--- EXERCISE MATERIAL Enclosed Below ---

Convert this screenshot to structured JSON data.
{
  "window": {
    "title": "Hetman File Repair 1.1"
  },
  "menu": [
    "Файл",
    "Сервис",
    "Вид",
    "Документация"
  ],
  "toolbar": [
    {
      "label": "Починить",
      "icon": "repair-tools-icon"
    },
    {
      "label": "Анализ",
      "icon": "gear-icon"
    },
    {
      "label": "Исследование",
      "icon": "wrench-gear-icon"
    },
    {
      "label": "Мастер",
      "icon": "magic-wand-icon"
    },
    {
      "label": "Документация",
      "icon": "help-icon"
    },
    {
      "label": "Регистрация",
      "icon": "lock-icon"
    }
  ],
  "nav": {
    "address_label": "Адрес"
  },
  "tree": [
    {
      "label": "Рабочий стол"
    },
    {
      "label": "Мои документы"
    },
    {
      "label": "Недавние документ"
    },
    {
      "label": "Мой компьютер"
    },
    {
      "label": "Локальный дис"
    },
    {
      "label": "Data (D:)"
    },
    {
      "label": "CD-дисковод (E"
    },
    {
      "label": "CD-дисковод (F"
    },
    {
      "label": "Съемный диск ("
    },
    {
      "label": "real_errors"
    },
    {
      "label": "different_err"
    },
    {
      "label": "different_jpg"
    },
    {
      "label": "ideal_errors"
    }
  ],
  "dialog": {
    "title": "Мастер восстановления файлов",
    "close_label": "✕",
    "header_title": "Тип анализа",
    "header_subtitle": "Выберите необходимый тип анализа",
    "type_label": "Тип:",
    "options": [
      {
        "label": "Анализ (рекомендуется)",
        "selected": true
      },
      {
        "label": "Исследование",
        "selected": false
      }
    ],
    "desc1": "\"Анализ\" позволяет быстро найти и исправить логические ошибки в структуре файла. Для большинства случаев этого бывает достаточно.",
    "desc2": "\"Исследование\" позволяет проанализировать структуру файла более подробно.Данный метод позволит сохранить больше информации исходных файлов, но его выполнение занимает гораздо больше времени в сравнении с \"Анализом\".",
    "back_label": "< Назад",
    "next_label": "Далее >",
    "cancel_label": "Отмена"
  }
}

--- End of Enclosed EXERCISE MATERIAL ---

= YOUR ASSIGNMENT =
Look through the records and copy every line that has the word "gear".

= RESPONSE AREA =
      "icon": "gear-icon"
      "icon": "wrench-gear-icon"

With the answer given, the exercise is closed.